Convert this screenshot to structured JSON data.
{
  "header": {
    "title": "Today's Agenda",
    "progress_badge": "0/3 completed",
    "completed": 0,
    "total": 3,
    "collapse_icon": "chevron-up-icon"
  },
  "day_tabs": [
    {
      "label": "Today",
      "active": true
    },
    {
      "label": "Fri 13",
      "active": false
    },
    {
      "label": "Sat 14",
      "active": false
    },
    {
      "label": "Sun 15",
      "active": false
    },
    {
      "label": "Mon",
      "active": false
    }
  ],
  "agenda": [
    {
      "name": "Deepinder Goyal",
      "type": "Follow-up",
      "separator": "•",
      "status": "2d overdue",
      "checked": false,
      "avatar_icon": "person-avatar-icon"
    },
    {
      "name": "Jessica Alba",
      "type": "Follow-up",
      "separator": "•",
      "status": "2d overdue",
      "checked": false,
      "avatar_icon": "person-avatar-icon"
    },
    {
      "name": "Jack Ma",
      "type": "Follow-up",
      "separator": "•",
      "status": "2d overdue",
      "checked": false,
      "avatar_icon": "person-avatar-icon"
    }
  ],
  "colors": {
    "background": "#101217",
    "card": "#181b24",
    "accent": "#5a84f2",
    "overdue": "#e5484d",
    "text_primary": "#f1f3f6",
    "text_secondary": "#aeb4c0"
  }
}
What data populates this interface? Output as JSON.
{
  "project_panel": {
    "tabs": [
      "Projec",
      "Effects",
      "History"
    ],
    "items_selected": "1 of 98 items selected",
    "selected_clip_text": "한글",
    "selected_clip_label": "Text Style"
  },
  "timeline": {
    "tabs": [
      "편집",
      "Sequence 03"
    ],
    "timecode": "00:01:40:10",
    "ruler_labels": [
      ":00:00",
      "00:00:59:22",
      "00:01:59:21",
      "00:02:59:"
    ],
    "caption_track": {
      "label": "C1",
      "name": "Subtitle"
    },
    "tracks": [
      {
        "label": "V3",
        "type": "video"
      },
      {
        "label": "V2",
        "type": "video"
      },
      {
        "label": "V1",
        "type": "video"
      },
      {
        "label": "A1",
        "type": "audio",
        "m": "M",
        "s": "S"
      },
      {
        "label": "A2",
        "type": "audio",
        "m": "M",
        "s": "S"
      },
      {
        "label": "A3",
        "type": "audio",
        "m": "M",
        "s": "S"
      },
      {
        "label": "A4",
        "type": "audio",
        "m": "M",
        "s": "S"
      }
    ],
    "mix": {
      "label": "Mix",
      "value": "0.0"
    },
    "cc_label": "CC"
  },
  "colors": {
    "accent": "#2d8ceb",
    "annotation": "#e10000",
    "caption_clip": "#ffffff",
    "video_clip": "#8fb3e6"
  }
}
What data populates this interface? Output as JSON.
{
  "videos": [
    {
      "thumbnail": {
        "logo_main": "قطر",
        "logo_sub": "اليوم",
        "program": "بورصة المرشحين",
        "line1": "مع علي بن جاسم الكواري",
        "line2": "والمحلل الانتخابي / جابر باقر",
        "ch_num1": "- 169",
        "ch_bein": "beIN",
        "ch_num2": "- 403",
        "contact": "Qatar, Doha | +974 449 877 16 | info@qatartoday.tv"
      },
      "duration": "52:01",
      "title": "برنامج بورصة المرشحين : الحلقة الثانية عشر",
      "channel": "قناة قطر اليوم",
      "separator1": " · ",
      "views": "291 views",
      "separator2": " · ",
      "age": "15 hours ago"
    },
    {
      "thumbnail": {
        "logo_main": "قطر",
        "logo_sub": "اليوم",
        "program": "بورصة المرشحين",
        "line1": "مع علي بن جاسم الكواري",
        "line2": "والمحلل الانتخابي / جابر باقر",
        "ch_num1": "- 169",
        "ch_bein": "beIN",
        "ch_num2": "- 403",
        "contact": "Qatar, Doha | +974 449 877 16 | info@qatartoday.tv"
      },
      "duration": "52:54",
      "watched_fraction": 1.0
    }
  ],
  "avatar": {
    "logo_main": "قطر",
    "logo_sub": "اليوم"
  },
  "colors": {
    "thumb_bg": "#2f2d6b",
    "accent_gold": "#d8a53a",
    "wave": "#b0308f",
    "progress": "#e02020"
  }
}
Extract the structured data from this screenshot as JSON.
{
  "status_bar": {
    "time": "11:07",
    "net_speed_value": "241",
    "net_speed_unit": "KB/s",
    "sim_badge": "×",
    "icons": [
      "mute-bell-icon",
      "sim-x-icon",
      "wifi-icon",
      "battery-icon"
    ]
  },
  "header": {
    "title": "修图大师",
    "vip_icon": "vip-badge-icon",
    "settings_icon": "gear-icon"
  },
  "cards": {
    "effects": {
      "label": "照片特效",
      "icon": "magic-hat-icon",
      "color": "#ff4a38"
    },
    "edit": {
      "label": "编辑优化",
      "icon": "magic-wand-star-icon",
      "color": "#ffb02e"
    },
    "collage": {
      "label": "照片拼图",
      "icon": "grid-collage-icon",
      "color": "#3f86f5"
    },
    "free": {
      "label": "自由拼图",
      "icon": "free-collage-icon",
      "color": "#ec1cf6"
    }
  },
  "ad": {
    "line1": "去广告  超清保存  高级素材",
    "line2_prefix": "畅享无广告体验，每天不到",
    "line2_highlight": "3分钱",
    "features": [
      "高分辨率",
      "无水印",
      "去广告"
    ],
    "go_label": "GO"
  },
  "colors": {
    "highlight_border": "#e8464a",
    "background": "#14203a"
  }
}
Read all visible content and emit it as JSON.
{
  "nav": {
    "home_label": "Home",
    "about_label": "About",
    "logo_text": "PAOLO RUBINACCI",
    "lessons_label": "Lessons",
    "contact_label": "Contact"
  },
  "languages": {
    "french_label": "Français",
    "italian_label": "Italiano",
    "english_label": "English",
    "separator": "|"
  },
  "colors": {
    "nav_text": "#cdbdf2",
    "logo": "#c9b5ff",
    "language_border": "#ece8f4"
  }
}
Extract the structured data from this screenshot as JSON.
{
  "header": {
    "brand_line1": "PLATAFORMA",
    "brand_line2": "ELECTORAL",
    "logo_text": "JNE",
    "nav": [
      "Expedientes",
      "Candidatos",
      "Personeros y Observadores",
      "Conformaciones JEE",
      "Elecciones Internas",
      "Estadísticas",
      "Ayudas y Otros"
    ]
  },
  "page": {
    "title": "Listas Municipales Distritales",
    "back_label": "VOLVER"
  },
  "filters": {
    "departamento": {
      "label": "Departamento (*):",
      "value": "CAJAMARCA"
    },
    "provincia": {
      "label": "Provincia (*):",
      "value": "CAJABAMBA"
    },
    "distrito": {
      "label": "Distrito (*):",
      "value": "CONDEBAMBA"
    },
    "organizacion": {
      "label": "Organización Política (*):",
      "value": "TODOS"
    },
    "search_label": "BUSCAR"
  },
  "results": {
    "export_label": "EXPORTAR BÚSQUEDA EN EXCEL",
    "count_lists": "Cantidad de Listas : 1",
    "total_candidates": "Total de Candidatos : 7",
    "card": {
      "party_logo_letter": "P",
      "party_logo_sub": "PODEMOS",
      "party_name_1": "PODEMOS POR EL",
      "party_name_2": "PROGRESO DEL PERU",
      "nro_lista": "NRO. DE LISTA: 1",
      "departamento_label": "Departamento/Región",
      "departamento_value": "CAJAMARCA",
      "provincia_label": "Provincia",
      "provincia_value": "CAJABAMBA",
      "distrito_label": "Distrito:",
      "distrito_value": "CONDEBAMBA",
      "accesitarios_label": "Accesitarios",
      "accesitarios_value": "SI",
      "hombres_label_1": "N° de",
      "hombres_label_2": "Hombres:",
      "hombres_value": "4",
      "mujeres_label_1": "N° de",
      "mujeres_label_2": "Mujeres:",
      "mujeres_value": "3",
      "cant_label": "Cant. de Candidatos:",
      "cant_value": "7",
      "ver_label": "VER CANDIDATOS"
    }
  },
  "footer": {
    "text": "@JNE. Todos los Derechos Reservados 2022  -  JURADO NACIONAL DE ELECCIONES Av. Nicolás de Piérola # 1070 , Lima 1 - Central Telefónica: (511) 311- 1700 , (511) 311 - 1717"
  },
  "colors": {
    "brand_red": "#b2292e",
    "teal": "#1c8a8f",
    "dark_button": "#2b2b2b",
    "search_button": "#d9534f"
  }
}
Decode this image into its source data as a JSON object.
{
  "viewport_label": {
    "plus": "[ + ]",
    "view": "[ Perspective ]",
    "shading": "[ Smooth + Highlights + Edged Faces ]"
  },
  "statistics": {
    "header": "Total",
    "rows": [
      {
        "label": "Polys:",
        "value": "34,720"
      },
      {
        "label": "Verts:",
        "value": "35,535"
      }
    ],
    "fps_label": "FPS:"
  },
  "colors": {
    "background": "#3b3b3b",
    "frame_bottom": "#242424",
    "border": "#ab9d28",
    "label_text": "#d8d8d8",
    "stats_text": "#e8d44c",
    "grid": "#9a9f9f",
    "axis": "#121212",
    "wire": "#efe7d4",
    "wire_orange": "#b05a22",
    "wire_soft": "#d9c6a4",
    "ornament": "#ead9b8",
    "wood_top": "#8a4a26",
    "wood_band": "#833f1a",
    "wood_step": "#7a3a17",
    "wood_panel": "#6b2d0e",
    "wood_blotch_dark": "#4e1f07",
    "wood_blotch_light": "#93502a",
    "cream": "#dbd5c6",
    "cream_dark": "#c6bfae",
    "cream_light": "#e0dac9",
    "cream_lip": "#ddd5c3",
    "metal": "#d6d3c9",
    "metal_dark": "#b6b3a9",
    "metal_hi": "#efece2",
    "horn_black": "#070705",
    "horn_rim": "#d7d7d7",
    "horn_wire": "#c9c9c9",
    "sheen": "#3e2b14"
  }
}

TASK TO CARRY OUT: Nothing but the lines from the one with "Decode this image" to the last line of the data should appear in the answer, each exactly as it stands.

WRITTEN ANSWER:
Decode this image into its source data as a JSON object.
{
  "viewport_label": {
    "plus": "[ + ]",
    "view": "[ Perspective ]",
    "shading": "[ Smooth + Highlights + Edged Faces ]"
  },
  "statistics": {
    "header": "Total",
    "rows": [
      {
        "label": "Polys:",
        "value": "34,720"
      },
      {
        "label": "Verts:",
        "value": "35,535"
      }
    ],
    "fps_label": "FPS:"
  },
  "colors": {
    "background": "#3b3b3b",
    "frame_bottom": "#242424",
    "border": "#ab9d28",
    "label_text": "#d8d8d8",
    "stats_text": "#e8d44c",
    "grid": "#9a9f9f",
    "axis": "#121212",
    "wire": "#efe7d4",
    "wire_orange": "#b05a22",
    "wire_soft": "#d9c6a4",
    "ornament": "#ead9b8",
    "wood_top": "#8a4a26",
    "wood_band": "#833f1a",
    "wood_step": "#7a3a17",
    "wood_panel": "#6b2d0e",
    "wood_blotch_dark": "#4e1f07",
    "wood_blotch_light": "#93502a",
    "cream": "#dbd5c6",
    "cream_dark": "#c6bfae",
    "cream_light": "#e0dac9",
    "cream_lip": "#ddd5c3",
    "metal": "#d6d3c9",
    "metal_dark": "#b6b3a9",
    "metal_hi": "#efece2",
    "horn_black": "#070705",
    "horn_rim": "#d7d7d7",
    "horn_wire": "#c9c9c9",
    "sheen": "#3e2b14"
  }
}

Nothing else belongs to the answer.